Austrian Bernard Knauss was awarded the overall tour championship prize at the event, a $200,000 cash prize that competitors had been working all season to achieve.
The event also featured a side competition sponsored by Chrysler.
“Matthias Berthed, also of Austria, had amassed enough points by the time he reached the semifinals of the final slalom to claim the $100,000 prize in the four-event Chrysler Championship Series,” the Vail Trail reported.
40 years ago
April 8, 1983
Vail skiers prepared to enjoy their last few days of the season despite ample snowfall in recent weeks.
“There are more than 100 inches of snow lying at the top of Vail Mountain. Conditions are the best that they’ve been all season. So why are there only two more days left in the skiing season here in Vail? Why not keep the mountain open and let everybody enjoy some great spring skiing? Why close down Sunday? Why shut down so early? Why not stay open? Who’s to blame?” the Vail Trail asked, rhetorically. “Christians, perhaps. After all, they’re the ones who, long ago, decided that Easter would be celebrated on the Sunday following the first full moon of spring. And the Sunday following Easter is traditionally the closing day for most of the major ski areas in Colorado, Utah, and Wyoming. Why? Well, it has nothing to do with snow conditions. Easter came early this year, and so does Vail’s closing date.”
50 years ago
April 10, 1973
Vail Mountain announced it intended to keep the Back Bowls open through the mountain’s scheduled closing day of April 22, 1973.
Vail Mountain was boasting “the best spring conditions in Vail’s history,” the Vail Trail reported.
“The base at the summit as of April 10 was reported to be 80 inches, offering some of the best skiing of the season,” the Trail reported. “Both gondolas 1 and 2 will be open through April 22, as well as chair lifts 2, 3, 4, 5 and 6. Chair lift 7 serving Game Creek Bowl will be open on weekends, and chair lift 1 will also be open depending on demand. Either the Golden Peak mighty mite or the poma will remain open for beginners as well as the poma at Mid-Vail.”
60 years ago
April 4, 1963
Property in Eagle County was changing hands “at a rapid rate,” the Eagle County Enterprise reported.

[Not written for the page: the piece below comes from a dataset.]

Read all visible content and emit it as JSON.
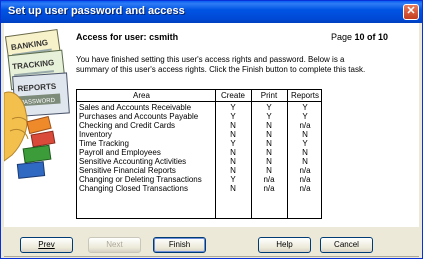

The Enterprise detailed property transfers that were recorded during March, including “A parcel of land on Gore Creek,” a “lot in Vail Village,” a “ranch properly on Milk Creek,” a “lot in Vail Village” a “lot in Vail Village,” “7.54 acres on Gore Creek,” “lots in Vail Village,” and many others across the county.